Goal of the exercise = Where does the string "Alle" appear in the records? Copy each line that holds it.

======== Supplied data ========

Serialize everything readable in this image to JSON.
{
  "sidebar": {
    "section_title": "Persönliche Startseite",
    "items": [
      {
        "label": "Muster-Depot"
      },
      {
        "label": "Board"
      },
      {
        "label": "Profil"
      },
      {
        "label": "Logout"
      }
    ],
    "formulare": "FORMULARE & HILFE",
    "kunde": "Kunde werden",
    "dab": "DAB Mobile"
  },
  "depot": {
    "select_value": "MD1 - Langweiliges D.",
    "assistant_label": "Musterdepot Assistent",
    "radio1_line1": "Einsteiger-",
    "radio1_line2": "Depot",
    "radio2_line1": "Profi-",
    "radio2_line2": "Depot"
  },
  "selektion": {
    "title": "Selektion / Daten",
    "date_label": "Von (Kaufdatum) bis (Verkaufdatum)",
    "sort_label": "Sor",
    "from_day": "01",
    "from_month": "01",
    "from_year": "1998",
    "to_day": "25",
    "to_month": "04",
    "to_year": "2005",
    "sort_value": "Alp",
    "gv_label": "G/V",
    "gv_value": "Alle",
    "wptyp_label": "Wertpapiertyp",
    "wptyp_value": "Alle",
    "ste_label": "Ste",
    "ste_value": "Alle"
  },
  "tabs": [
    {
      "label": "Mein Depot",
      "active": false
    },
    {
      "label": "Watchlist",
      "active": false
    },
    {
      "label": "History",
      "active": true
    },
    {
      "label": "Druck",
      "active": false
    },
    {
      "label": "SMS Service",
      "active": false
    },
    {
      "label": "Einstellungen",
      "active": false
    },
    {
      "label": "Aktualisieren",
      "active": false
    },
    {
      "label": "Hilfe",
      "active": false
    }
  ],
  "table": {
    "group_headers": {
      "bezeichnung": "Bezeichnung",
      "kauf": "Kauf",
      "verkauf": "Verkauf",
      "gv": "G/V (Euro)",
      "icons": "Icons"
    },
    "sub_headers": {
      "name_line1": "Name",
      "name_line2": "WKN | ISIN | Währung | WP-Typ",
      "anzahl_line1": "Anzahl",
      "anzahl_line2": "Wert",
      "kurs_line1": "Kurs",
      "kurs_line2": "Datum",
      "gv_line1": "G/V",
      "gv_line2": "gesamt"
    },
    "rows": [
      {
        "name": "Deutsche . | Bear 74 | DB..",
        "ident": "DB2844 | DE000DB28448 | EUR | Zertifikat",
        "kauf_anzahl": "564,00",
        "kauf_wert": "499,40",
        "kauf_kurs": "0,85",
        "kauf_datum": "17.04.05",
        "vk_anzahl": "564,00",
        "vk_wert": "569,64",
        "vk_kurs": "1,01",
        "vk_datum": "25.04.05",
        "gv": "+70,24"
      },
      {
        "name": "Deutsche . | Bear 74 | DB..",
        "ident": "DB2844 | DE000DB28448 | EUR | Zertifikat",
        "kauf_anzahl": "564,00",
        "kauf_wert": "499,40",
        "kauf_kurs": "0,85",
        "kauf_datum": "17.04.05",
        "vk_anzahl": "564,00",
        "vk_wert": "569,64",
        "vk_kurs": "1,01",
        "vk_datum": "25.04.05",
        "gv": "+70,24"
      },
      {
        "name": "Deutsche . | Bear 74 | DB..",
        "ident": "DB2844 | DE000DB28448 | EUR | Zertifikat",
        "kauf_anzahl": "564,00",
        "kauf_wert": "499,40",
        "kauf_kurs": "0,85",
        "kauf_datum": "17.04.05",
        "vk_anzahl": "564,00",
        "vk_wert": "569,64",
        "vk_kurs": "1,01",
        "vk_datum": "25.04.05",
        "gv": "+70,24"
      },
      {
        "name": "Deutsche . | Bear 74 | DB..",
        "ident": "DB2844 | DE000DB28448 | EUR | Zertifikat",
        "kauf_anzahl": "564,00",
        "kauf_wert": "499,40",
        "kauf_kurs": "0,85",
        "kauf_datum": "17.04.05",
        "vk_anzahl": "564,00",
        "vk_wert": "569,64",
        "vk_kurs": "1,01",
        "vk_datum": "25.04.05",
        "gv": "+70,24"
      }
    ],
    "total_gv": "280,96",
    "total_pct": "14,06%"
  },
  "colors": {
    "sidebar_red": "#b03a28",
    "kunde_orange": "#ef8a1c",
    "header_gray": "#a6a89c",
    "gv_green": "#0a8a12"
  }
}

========

Result =
    "gv_value": "Alle",
    "wptyp_value": "Alle",
    "ste_value": "Alle"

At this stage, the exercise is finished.